What to Do When Your Child Has a Dental Emergency
If you face a dental emergency, give us a call immediately. If you need urgent treatment after hours, you can call our emergency service at (316) 202-0140. We are always here to assist when your child's dental health is at risk.
Below are tips and strategies on dealing with urgent dental situations.
Bitten Lip or Cheek
If your child has bitten his or her lip or tongue severely enough to cause bleeding, clean the bite gently with water and use a cold compress to reduce or avoid swelling. Give us a call to help determine how serious the bite is or if the bleeding does not stop.
Broken, chipped, or fractured tooth
If your child has chipped or broken a piece off his or her tooth, have the child rinse out the mouth with warm water, then use a cold compress to reduce swelling. Try to locate and save the tooth fragment that broke off. Call us immediately to determine the need for urgent treatment.
If your child's tooth has been knocked out, find the tooth and rinse it with water (no soap), taking care to only touch the crown of the tooth (the part you can see when it's in place). If you can, place the tooth back in its socket and hold it in place with a clean towel or cloth. If you can't return the tooth to its socket, place it in a clean container with cold milk.
In either case, call us immediately and/or go to the emergency room. If you act quickly, it's possible to save a permanent or adult tooth. Primary or baby teeth are generally not re-implanted. If one of your child's primary teeth has been knocked out, you will want to schedule a visit to our practice as soon as possible so we can ensure there are no fragments of tooth remaining.
Call us immediately and/or go to the emergency room. Displaced teeth many times need “put back into place” and splinted (fixed in place) in order to promote proper healing of the tooth supporting jawbone and gums. This procedure has the best outcome the quicker it is accomplished.
If your child has a very loose tooth, it should be removed to avoid being swallowed or inhaled.
If your child complains of a toothache, rinse the mouth with warm water and inspect his or her teeth to make sure there is nothing caught between them. If pain continues, use a cold compress to ease it. Do not apply heat or any kind of aspirin or topical pain reliever directly to the affected area, because this can cause damage to the gums. Children's pain relievers may be taken orally. Schedule an appointment immediately. If your child’s face is swollen, please go to the emergency room immediately.
If you know or suspect your child has sustained a broken jaw, use a cold compress to reduce swelling. Call our emergency number and/or go to the emergency room immediately. In many cases a broken jaw is the result of a blow to the head. Severe blows to the head can be dangerous and even life threatening.
You can help your child avoid dental emergencies. Childproof your home to avoid falls. Don't let your child chew on ice, popcorn kernels, or other hard foods. Always use car seats for young children and require seatbelts for older children.

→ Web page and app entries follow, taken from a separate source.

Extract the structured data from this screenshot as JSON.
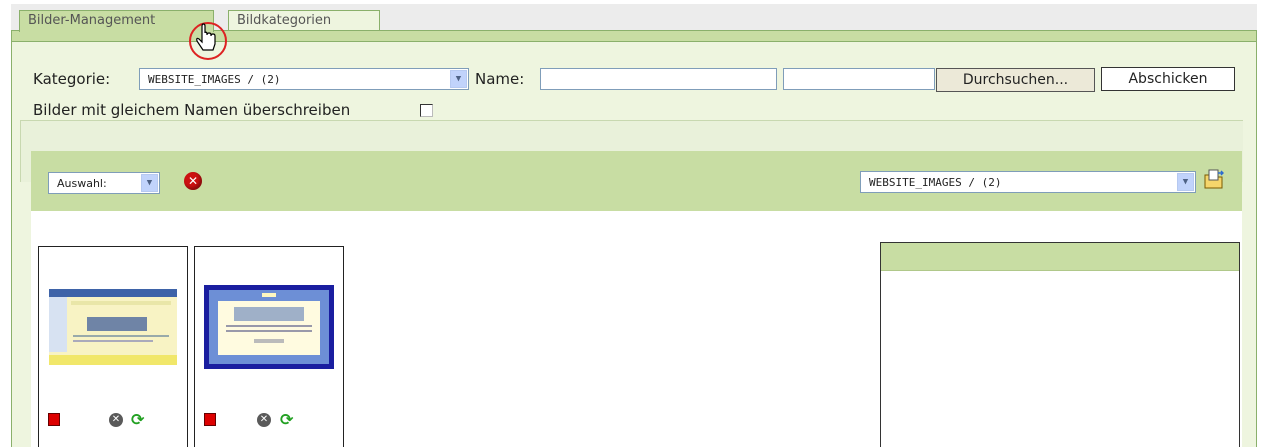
{
  "tabs": [
    {
      "label": "Bilder-Management",
      "active": true
    },
    {
      "label": "Bildkategorien",
      "active": false
    }
  ],
  "form": {
    "category_label": "Kategorie:",
    "category_value": "WEBSITE_IMAGES / (2)",
    "name_label": "Name:",
    "name_value": "",
    "file_value": "",
    "browse_label": "Durchsuchen...",
    "submit_label": "Abschicken",
    "overwrite_label": "Bilder mit gleichem Namen überschreiben",
    "overwrite_checked": false
  },
  "toolbar": {
    "selection_value": "Auswahl:",
    "category_value": "WEBSITE_IMAGES / (2)"
  },
  "images": [
    {
      "thumb_style": "yellow-blue-website"
    },
    {
      "thumb_style": "blue-framed-website"
    }
  ],
  "icons": {
    "delete": "red-x-circle-icon",
    "upload": "folder-upload-icon",
    "thumb_delete": "grey-x-circle-icon",
    "thumb_refresh": "green-refresh-icon",
    "cursor": "hand-pointer-icon"
  },
  "colors": {
    "panel_bg": "#eef5df",
    "accent_green": "#c8dda3",
    "border_green": "#8ab06b",
    "delete_red": "#cc1111"
  }
}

And if your child plays contact sports, have him or her wear a mouthguard. Ask us about creating a custom-fitted mouthguard for your child. Finally, prevent toothaches with regular brushing, flossing, and visits to our office.